People designing psychosocial interventions for people with dementia should be aware that viewing generic, rather than personal photographs, can also be a meaningful activity for the person with dementia. Moreover, viewing these photos digitally was found to be either similar to or better than viewing conventional printed photos.
Explanation and Examples
There is evidence that using generic photos, versus personal family photos, in psychosocial interventions for people living with dementia can be more effective in promoting social interaction and eliciting stories with emotional and personal significance. Generic photos may feel less threatening compared to using personal photos in conversation with the person with dementia, the conversation that arises becomes more flexible and less demanding of remembering specific people or events.
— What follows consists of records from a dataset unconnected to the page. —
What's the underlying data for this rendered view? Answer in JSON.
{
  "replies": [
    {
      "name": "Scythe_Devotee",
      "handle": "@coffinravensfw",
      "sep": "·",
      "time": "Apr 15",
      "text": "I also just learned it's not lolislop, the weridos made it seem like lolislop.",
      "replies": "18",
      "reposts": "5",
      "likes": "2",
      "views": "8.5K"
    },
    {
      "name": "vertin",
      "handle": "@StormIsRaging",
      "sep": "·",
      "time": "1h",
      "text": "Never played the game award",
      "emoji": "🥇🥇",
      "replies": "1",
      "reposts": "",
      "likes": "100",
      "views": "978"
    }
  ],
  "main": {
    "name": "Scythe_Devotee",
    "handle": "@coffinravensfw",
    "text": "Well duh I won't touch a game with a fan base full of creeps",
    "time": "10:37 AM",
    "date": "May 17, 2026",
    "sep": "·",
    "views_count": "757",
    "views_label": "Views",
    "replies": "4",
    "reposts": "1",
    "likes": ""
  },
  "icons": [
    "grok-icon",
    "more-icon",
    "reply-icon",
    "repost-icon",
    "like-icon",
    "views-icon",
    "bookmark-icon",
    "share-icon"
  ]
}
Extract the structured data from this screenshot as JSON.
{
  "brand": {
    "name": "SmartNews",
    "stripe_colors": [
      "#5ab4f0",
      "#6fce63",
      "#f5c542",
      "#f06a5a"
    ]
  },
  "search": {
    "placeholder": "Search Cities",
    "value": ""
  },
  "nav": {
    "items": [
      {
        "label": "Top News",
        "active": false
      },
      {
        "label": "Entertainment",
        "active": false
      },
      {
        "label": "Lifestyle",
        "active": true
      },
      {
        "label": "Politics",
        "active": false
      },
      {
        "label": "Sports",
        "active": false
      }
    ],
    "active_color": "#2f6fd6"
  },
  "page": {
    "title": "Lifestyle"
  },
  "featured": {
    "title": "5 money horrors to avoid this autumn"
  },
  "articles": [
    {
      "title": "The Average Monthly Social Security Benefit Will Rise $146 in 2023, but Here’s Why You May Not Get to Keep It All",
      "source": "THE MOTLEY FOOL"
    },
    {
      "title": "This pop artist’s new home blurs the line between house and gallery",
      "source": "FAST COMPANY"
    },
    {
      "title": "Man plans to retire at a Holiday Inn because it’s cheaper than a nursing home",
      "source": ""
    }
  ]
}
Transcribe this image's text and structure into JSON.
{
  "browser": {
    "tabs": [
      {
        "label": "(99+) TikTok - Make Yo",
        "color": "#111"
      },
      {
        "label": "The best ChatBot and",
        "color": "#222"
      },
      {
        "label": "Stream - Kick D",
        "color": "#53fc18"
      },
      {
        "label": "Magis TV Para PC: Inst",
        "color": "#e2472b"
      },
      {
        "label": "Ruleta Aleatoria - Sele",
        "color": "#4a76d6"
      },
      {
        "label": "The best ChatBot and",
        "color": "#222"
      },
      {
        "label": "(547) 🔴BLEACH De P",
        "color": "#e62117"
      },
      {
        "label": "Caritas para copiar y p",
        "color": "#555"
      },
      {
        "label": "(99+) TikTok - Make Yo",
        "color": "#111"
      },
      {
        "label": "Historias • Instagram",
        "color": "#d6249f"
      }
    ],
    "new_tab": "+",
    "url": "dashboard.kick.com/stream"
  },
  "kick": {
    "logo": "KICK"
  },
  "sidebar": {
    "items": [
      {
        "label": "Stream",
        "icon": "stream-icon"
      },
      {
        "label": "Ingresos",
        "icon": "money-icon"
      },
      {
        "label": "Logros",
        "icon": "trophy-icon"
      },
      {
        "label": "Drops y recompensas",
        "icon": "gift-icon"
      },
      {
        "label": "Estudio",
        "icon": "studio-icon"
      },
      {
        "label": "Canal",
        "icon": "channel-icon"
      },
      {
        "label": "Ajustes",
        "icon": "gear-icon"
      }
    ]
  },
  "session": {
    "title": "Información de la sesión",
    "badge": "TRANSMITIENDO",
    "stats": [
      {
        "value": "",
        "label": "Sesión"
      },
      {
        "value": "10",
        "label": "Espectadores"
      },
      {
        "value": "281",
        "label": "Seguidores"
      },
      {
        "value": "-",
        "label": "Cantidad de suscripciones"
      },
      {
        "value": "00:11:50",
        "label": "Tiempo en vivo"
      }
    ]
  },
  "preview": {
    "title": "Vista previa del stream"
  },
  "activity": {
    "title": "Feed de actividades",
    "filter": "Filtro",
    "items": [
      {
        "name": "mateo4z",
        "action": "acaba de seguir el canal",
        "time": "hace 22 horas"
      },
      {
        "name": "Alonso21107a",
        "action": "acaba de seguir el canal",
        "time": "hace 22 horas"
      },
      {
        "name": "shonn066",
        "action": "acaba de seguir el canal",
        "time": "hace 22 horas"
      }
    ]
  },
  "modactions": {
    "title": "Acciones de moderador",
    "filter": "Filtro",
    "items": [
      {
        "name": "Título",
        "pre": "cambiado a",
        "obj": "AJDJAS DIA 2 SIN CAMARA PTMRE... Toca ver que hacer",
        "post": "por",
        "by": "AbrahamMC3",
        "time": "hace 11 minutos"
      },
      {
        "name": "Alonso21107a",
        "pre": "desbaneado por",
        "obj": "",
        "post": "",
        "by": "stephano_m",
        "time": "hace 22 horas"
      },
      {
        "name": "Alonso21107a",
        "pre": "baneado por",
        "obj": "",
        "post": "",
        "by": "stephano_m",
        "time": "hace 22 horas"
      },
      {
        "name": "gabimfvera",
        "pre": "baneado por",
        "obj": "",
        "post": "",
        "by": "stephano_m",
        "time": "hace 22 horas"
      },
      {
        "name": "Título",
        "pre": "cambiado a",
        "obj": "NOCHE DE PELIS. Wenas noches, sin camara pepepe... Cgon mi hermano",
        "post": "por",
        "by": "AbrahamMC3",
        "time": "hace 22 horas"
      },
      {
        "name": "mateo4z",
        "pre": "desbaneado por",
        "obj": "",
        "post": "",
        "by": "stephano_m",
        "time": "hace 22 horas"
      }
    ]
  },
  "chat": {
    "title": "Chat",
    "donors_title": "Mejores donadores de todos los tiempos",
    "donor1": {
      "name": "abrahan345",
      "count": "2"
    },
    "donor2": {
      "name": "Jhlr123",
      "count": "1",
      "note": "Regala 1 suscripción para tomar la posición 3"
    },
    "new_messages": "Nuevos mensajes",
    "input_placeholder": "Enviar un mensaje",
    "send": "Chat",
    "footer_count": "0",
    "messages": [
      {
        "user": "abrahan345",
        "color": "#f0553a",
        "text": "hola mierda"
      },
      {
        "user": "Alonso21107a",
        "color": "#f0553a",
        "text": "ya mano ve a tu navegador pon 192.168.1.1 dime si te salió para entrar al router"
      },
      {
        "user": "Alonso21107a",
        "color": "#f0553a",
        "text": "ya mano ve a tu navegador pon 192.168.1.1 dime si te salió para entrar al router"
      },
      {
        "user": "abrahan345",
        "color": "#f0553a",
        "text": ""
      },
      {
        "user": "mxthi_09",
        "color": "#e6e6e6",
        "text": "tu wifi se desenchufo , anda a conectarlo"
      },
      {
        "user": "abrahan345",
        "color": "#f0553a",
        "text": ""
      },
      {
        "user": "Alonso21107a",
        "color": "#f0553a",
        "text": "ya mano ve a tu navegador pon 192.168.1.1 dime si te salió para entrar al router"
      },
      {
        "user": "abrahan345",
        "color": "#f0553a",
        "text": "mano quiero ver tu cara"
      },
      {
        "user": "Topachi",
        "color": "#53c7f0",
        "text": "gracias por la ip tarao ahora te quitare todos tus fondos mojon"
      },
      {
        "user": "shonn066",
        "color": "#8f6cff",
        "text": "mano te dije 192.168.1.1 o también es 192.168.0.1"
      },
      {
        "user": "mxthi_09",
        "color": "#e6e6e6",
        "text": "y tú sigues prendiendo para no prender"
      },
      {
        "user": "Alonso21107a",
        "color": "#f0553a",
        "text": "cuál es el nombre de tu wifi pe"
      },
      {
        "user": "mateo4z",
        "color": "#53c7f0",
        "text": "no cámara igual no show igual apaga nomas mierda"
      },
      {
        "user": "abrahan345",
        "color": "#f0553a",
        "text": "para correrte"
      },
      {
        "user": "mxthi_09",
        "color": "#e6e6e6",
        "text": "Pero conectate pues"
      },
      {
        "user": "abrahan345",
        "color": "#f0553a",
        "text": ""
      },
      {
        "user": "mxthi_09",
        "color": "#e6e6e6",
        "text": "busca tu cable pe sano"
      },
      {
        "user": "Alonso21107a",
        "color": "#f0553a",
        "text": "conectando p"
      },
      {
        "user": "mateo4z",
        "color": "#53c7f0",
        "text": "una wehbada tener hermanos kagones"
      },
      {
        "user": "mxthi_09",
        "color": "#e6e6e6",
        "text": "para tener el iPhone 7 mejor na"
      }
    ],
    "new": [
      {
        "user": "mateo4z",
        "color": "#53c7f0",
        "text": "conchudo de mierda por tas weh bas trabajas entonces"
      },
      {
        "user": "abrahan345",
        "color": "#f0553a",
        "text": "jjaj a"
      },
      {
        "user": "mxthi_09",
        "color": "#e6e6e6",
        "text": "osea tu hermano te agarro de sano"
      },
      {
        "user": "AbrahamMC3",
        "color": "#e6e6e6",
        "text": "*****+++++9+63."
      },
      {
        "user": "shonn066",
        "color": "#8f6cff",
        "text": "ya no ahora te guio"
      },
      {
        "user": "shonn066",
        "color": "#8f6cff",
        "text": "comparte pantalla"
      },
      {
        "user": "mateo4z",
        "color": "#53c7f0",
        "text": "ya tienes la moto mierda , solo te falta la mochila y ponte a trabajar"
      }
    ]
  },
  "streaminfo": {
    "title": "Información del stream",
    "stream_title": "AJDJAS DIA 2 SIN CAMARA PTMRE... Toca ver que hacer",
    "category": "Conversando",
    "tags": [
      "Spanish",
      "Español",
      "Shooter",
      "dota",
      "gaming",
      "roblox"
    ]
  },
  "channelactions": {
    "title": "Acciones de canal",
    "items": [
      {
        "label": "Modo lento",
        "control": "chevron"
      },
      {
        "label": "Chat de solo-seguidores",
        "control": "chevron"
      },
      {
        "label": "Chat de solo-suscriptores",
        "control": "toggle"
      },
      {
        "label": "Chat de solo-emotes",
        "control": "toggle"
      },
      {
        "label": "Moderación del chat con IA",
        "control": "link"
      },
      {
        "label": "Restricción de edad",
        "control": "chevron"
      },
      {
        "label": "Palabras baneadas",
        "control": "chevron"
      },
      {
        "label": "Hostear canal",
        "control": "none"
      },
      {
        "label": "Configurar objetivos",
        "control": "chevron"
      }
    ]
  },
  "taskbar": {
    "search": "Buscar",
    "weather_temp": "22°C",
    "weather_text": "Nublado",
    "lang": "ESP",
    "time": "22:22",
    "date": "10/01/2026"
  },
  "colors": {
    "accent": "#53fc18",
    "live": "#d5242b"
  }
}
This can lead to better social interaction, mood, and eventually, better quality of life for the person with dementia.
Generic photographs can be more accessible and easier to acquire, lessening the time needed to, for example, ask for and collect family photographs from relatives (if these are still available). It has the potential to be cost-effective as well (compared to other art-based activities like museum visits), and has the potential to transcend societal or cultural differences.
These benefits may be even more pronounced, when generic photos are used in a digitalized format, as previous research showed that viewing digitalized photos is similar to or better (due to the pleasurable experience of using virtual reality technology; Tominari et al., 2021; Xu & Wang et al., 2020) than viewing conventional printed photos.Read more >